### Extracted information
-------
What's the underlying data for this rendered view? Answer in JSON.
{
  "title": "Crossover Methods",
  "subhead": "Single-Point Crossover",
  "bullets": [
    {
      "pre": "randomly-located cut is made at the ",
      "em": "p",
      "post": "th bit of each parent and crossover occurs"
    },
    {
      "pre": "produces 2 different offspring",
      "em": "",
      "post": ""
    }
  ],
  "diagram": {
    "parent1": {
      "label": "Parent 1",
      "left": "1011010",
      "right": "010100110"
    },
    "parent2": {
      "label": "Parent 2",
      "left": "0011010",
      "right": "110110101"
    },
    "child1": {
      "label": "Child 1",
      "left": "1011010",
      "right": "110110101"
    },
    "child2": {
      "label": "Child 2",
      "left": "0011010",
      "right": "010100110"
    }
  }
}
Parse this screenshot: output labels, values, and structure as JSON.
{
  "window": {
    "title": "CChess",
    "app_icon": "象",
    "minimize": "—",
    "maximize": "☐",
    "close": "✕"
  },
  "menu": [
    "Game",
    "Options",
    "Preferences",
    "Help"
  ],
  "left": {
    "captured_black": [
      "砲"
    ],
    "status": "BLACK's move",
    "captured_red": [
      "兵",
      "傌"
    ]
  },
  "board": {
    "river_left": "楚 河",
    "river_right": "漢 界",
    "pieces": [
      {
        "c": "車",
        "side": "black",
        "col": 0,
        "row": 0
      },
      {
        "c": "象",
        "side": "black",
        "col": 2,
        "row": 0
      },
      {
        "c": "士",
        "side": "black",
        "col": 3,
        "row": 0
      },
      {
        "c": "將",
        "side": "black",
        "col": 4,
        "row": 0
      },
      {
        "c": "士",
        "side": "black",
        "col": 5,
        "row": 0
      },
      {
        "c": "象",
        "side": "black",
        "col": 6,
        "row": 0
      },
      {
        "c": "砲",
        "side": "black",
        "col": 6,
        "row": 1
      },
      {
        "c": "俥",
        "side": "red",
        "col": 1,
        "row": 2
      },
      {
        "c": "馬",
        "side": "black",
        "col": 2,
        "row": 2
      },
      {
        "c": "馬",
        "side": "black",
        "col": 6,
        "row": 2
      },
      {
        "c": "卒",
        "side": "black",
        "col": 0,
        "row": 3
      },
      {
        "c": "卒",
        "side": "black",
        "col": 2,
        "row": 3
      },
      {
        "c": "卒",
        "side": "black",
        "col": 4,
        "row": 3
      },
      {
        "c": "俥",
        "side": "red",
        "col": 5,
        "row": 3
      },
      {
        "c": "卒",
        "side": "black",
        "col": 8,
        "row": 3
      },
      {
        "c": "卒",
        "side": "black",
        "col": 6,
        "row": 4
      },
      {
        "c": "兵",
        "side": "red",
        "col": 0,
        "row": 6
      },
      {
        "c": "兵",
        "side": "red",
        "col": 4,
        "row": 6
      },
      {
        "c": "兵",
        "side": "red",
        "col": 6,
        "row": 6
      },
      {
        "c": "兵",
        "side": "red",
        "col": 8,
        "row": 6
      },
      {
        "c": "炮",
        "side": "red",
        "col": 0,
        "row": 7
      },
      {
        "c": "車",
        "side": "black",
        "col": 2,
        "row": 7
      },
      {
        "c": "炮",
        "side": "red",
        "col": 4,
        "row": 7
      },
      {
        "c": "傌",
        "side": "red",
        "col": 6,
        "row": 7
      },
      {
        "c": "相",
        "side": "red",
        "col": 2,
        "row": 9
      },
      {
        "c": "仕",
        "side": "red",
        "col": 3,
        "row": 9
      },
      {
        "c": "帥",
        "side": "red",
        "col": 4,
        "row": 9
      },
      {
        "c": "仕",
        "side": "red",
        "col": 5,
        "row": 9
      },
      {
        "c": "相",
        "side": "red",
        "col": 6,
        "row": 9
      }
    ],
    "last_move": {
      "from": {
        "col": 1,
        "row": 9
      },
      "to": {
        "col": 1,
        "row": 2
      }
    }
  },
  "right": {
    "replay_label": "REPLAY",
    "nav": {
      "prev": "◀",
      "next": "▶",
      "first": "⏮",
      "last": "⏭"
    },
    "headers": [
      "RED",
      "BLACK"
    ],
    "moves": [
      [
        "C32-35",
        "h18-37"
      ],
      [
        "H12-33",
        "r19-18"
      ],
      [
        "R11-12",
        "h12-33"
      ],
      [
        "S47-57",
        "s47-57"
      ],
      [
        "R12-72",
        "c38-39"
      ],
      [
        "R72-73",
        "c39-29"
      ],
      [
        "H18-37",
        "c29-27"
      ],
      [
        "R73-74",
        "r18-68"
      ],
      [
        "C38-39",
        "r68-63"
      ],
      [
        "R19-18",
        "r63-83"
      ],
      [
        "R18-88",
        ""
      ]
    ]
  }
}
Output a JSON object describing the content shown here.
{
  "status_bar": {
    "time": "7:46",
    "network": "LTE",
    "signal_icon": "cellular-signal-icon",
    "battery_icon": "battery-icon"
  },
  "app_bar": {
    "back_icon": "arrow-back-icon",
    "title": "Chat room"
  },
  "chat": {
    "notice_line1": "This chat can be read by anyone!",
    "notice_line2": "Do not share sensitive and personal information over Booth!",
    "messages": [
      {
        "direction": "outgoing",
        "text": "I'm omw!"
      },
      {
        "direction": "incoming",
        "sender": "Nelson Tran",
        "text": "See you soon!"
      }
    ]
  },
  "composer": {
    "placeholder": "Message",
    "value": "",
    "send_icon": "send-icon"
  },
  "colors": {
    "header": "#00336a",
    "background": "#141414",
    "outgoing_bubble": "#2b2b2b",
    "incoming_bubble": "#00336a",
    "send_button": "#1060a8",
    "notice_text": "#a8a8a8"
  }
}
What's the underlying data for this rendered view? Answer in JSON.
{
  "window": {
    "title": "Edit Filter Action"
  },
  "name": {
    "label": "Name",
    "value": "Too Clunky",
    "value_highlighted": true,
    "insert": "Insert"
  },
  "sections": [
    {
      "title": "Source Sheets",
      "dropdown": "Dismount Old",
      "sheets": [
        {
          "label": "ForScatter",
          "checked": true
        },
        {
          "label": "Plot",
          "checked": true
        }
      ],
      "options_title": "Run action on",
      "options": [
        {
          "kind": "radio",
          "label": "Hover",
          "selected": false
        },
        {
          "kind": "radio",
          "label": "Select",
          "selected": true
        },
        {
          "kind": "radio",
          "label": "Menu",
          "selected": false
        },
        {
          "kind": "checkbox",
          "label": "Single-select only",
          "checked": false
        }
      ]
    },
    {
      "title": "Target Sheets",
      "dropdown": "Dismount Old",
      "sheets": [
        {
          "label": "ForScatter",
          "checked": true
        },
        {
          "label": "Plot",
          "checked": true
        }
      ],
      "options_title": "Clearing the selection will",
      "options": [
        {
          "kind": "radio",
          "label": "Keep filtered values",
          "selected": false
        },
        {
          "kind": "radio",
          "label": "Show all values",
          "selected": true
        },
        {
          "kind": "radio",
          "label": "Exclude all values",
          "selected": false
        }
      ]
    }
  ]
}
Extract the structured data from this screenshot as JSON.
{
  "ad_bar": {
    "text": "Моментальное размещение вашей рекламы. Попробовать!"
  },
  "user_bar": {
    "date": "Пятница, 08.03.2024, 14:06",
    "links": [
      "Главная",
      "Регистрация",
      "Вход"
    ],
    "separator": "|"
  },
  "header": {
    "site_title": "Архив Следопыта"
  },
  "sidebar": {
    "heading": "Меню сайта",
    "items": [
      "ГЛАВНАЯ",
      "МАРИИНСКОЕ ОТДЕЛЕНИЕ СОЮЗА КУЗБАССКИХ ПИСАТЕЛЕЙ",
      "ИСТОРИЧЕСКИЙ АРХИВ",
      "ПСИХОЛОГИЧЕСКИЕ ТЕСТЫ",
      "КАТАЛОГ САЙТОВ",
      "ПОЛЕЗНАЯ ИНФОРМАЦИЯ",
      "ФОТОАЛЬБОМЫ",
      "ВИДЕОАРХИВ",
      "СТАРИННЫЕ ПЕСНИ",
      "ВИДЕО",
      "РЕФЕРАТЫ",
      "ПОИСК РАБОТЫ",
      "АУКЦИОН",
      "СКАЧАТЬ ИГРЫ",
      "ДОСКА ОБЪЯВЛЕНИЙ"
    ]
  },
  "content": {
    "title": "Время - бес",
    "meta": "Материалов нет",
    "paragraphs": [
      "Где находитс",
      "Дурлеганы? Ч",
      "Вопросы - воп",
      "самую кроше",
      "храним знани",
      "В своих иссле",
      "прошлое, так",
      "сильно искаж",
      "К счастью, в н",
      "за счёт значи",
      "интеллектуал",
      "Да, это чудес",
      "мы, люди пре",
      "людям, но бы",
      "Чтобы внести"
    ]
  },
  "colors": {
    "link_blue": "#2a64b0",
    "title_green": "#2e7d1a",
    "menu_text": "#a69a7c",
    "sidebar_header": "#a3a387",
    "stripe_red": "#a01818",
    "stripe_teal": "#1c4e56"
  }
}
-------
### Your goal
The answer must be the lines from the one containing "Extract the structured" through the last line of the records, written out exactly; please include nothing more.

### Solution for this task
Extract the structured data from this screenshot as JSON.
{
  "ad_bar": {
    "text": "Моментальное размещение вашей рекламы. Попробовать!"
  },
  "user_bar": {
    "date": "Пятница, 08.03.2024, 14:06",
    "links": [
      "Главная",
      "Регистрация",
      "Вход"
    ],
    "separator": "|"
  },
  "header": {
    "site_title": "Архив Следопыта"
  },
  "sidebar": {
    "heading": "Меню сайта",
    "items": [
      "ГЛАВНАЯ",
      "МАРИИНСКОЕ ОТДЕЛЕНИЕ СОЮЗА КУЗБАССКИХ ПИСАТЕЛЕЙ",
      "ИСТОРИЧЕСКИЙ АРХИВ",
      "ПСИХОЛОГИЧЕСКИЕ ТЕСТЫ",
      "КАТАЛОГ САЙТОВ",
      "ПОЛЕЗНАЯ ИНФОРМАЦИЯ",
      "ФОТОАЛЬБОМЫ",
      "ВИДЕОАРХИВ",
      "СТАРИННЫЕ ПЕСНИ",
      "ВИДЕО",
      "РЕФЕРАТЫ",
      "ПОИСК РАБОТЫ",
      "АУКЦИОН",
      "СКАЧАТЬ ИГРЫ",
      "ДОСКА ОБЪЯВЛЕНИЙ"
    ]
  },
  "content": {
    "title": "Время - бес",
    "meta": "Материалов нет",
    "paragraphs": [
      "Где находитс",
      "Дурлеганы? Ч",
      "Вопросы - воп",
      "самую кроше",
      "храним знани",
      "В своих иссле",
      "прошлое, так",
      "сильно искаж",
      "К счастью, в н",
      "за счёт значи",
      "интеллектуал",
      "Да, это чудес",
      "мы, люди пре",
      "людям, но бы",
      "Чтобы внести"
    ]
  },
  "colors": {
    "link_blue": "#2a64b0",
    "title_green": "#2e7d1a",
    "menu_text": "#a69a7c",
    "sidebar_header": "#a3a387",
    "stripe_red": "#a01818",
    "stripe_teal": "#1c4e56"
  }
}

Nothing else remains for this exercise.